Corn snakes, scientifically known as Pantherophis guttatus, are captivating serpents cherished by reptile enthusiasts for their striking appearance and gentle demeanor. With their fascinating characteristics and relatively easy care requirements, corn snakes have become a popular choice among snake keepers. In this article, we delve into the various aspects of corn snakes, from their natural habitat to their unique care needs as captivating pets.
General Description: Corn snakes exhibit a wide range of colors and patterns, making them one of the most visually diverse snake species. They typically have a base color of orange, brown, or gray, adorned with distinctive blotches or stripes running along their bodies. This variation in coloration and pattern is one of the hallmarks of corn snakes.
Life Span: When provided with proper care and a suitable environment, corn snakes can live for around 15 to 20 years in captivity, making them a long-term commitment for snake enthusiasts.
Natural Habitat: Corn snakes are indigenous to North America and are primarily found in the southeastern United States. They inhabit a variety of environments, including forests, grasslands, and farmland, where they thrive on a diet of small mammals and birds.
Average Size: Fully grown corn snakes typically measure between 3 to 5 feet (0.9 to 1.5 meters) in length, although some individuals can exceed these measurements.
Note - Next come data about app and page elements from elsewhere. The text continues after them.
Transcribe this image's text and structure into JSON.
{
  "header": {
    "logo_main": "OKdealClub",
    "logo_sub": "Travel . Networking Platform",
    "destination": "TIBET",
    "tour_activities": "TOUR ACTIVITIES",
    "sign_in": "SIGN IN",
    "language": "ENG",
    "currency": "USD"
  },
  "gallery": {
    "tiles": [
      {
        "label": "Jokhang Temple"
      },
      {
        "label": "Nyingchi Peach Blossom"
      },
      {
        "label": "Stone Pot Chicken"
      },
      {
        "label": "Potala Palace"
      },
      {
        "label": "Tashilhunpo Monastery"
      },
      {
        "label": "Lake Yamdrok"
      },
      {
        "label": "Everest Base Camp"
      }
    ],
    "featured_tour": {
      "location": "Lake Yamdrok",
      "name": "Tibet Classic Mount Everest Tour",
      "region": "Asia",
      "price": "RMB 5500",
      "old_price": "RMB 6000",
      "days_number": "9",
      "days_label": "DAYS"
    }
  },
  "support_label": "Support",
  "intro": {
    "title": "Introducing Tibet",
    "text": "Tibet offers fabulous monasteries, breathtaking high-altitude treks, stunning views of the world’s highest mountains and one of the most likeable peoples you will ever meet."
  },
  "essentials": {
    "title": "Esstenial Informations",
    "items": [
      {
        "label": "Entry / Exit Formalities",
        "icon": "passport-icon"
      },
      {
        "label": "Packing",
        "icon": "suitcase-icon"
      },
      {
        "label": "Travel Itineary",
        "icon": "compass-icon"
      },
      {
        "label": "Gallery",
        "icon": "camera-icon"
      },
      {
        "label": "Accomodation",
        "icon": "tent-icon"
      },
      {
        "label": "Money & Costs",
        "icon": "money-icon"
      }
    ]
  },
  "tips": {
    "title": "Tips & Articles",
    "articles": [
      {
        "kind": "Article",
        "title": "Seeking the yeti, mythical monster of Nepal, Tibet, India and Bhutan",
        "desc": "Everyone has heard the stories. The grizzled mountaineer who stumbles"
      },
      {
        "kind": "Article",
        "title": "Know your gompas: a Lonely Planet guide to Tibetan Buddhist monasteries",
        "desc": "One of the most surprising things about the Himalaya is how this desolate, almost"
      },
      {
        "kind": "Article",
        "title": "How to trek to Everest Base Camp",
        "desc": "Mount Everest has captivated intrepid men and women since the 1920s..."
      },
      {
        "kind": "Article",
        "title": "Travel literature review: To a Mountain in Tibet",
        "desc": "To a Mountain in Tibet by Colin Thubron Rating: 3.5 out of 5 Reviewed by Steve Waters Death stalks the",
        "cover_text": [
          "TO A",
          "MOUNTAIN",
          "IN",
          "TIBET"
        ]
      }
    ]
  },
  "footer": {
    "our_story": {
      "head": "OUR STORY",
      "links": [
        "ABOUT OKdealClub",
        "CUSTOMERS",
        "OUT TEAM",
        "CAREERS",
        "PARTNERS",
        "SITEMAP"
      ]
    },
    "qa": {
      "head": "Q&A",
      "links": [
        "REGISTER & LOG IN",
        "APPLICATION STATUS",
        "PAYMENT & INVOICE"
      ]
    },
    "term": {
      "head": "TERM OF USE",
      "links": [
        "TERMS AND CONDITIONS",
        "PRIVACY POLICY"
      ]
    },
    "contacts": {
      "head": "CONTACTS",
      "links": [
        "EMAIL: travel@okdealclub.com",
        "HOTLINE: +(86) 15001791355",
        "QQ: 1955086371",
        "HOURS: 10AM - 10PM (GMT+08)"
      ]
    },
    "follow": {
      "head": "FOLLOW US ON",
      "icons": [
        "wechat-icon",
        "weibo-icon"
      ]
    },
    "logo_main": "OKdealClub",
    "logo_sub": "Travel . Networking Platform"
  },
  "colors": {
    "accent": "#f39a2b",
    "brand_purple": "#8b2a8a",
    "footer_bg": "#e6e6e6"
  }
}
Enclosure Size: A suitable enclosure for a corn snake should provide ample space for movement. A 20-gallon tank is recommended for young snakes, while adult corn snakes require at least a 40-gallon tank. Providing hiding spots and climbing branches enriches their habitat.
Temperature and Humidity Requirements: Corn snakes are ectothermic, meaning they rely on external heat sources to regulate their body temperature. Provide a temperature gradient within the enclosure, with a warm side ranging between 85°F to 90°F (29°C to 32°C) and a cooler side around 75°F to 80°F (24°C to 27°C). Humidity levels should be maintained at around 40% to 50%, with occasional increases during shedding.
Substrate and Bedding: Appropriate substrate options for corn snakes include aspen shavings, cypress mulch, or paper-based bedding. These materials help maintain hygiene and offer a comfortable surface for the snake.
Toxic Substances: It's crucial to avoid exposing corn snakes to toxic substances, including:
- Cedar and pine substrates: These woods release harmful aromatic compounds that can adversely affect a snake's respiratory health.
- Pesticides and cleaning chemicals: These can lead to serious health issues if the snake comes into contact with them.
- Feeder insects collected from the wild: Wild insects may carry parasites or toxins that can harm the snake.
Also avoid essential oils or aerosol sprays/household cleaners containing chemicals and harsh scents. Candles and scented candles or wax melts should be avoided.
Avoid exposure to sunlight, drafts, and Teflon or non-stick cookware and appliances. Only clean cages with water and vinegar or mild dish soap.”
- Corn snakes are named after the pattern on their belly scales, which resembles the speckled appearance of maize (corn).
- They are known for their mild temperament and are often chosen as beginner-friendly snake species.
- Corn snakes are adept climbers and may be observed scaling branches and other vertical surfaces.
- The striking red and orange color morph of the corn snake is referred to as the "Miami phase."
Corn snakes offer a fascinating glimpse into the world of reptiles, captivating enthusiasts with their diversity in appearance and docile nature. By providing appropriate housing, temperature, and substrate, snake keepers can ensure these serpents live long, healthy lives, contributing to the ever-growing allure of these incredible creatures.